Drafted by the Mets in the first round back in 2013, Dominic Smith made his professional baseball debut later that year as an 18-year-old. As he climbed the Mets’ minor league ladder, he wasn’t often considered a top prospect, ranking in the top 100 on all three of the big top prospect lists—Baseball America, Baseball Prospectus, and MLB.com—just once, ahead of the 2016 season.
Baseball America and MLB.com kept Smith in their top 100 going into the 2017 season, and Smith officially graduated from being considered a prospect with 183 plate appearances at the major league level that year. That debut season turned out to be pretty underwhelming for Smith at the plate, as he hit .198/.262/.395 with a 74 wRC+. The upside was that he hit nine home runs in a pretty short span of time, and one of the knocks on him during his minor league career was that he was a first baseman who didn’t hit for all that much power.
Smith spent the majority of his 2018 season in Triple-A, but the time he spent with the Mets looked fairly similar to what he had done the year before. His line was a bit better overall at .224/.255/.420 with an 83 wRC+ and five home runs in 149 plate appearances, but it was hardly jumping off the page.
But last year, Smith caught everyone’s attention as a major league hitter. He cut down on a strikeout rate that had been significantly higher in the big leagues. His walk rate settled in at almost 10 percent. And he hit for average, got on base, and hit for power with a .282/.355/.525 line, 11 home runs, and a 133 wRC+ in 197 plate appearances. While it might have taken longer than the Mets had hoped for Smith to develop into a good major league hitter, that was still just his age-24 season.
Through 69 plate appearances this year, Smith is more than backing up what he did in that breakthrough season last year. He’s hit .310/.391/.741 with 6 home runs and a 195 wRC+. Like Robinson Canó, he’s right up there among the best hitters in baseball so far this year with that wRC+ that ranks seventh in all of baseball among hitters with at least 50 plate appearances.
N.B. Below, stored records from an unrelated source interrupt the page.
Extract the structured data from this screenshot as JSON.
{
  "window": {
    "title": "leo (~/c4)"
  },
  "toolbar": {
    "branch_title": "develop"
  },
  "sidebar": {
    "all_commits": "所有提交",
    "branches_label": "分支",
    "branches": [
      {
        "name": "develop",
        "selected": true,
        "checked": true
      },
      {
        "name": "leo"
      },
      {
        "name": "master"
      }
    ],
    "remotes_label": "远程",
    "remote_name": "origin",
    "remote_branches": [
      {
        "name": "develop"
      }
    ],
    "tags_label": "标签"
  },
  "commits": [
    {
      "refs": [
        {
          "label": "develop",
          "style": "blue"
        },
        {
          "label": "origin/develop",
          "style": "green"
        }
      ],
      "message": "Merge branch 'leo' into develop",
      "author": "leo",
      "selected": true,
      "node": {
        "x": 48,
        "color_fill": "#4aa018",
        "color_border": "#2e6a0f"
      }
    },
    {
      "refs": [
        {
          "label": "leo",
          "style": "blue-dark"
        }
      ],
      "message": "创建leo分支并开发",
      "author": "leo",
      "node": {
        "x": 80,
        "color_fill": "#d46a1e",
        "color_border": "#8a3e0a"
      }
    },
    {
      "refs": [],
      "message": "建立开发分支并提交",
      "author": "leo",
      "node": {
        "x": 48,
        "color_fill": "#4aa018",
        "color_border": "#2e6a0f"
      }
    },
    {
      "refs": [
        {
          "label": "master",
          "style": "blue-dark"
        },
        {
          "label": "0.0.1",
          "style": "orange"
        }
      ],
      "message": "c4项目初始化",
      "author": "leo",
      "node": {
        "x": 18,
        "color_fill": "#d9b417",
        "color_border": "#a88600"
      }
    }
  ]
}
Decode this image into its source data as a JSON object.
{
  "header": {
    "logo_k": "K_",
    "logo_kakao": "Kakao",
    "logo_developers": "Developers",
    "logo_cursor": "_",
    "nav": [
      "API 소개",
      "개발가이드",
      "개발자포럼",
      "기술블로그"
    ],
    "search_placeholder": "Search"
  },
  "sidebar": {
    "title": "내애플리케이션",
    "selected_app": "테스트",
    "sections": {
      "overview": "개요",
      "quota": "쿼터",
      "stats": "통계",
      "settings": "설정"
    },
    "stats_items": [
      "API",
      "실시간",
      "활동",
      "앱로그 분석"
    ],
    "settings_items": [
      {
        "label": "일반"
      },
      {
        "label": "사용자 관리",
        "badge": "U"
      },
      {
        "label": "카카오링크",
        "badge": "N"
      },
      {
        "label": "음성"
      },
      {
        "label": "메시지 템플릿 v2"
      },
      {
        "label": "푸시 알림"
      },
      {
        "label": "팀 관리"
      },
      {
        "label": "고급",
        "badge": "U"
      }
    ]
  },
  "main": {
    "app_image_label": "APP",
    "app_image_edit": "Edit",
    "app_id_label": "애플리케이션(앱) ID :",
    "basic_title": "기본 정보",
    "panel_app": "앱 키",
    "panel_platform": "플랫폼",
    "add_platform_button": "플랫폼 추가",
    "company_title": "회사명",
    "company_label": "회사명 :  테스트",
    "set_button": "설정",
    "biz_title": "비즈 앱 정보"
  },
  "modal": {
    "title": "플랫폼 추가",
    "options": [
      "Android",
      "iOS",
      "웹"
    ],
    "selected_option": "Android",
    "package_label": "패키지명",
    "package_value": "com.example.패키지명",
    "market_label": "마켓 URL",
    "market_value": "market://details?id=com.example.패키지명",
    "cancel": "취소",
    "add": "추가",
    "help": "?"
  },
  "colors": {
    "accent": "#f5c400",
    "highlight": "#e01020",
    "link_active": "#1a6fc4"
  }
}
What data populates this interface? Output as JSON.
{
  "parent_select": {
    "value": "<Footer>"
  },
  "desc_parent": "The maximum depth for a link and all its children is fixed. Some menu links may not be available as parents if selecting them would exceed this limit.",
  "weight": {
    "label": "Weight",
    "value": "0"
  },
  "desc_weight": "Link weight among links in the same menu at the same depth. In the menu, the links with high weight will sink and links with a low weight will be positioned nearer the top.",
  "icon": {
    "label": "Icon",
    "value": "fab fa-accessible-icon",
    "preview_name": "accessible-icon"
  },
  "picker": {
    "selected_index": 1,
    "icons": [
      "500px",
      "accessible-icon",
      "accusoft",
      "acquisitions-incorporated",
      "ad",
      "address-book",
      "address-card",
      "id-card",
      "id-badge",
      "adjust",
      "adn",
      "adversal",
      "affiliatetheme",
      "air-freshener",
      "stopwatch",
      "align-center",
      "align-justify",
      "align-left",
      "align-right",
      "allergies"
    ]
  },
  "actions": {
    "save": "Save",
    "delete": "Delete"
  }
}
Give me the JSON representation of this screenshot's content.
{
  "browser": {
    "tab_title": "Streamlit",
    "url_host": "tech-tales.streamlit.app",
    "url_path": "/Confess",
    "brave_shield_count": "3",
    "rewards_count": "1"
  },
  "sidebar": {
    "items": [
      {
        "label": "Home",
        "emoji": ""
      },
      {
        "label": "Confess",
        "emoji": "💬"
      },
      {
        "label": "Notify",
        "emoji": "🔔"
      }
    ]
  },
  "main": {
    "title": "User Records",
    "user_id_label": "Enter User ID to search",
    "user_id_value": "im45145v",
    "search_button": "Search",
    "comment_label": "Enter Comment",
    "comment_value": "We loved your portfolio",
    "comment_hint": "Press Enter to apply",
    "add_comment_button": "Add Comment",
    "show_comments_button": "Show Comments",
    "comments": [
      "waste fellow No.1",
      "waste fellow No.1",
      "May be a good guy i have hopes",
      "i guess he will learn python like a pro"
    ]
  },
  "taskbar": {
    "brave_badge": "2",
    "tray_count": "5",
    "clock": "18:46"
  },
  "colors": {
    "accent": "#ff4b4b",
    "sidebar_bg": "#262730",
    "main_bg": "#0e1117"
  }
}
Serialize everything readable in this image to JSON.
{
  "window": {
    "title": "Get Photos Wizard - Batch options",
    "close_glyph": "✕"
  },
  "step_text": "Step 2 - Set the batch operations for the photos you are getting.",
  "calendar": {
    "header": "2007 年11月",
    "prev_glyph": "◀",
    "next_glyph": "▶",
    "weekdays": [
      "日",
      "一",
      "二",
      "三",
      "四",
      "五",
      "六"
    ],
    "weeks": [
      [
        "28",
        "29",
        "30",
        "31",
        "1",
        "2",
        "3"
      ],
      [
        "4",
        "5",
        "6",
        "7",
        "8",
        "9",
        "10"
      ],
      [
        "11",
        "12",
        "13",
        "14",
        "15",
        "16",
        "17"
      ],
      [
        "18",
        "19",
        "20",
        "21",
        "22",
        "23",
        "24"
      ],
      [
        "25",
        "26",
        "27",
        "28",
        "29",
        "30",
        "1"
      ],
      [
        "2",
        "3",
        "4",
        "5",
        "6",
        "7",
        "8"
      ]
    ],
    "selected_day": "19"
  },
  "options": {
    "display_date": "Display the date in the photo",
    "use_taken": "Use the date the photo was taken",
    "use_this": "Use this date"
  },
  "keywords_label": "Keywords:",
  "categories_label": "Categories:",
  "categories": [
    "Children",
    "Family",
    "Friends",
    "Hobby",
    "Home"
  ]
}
Given the construction of the Mets’ roster, the presence of Pete Alonso as the team’s regular first baseman, and the shortness of the 2020 season, Smith won’t have the opportunity to establish himself over a normal full season’s worth of plate appearances until at least next year. But between the 2019 and 2020 seasons, he’s approaching half of a full season’s workload. And he’s hit .289/.365/.579 with 17 home runs and a 149 wRC+ over that span.
By wRC+, Smith has been the Mets’ best hitter since the start of the 2019 season. That’s no small feat in a lineup that has included Alonso, Jeff McNeil, J.D. Davis, Michael Conforto, and Brandon Nimmo, all of whom have hit well above league average over the same span. And with the emergence of Luis Guillorme and resurgence of Canó this year, Smith still might end up finishing the year atop the list.
It’s probably too soon, statistically, to say that this is who Smith is as a major league hitter. But watching him play has been a lot of fun, and his performance at the plate hasn’t raised any red flags. Considering where he was just two years ago, it’s pretty great that we can legitimately contemplate whether or not he might be the very best hitter the Mets have.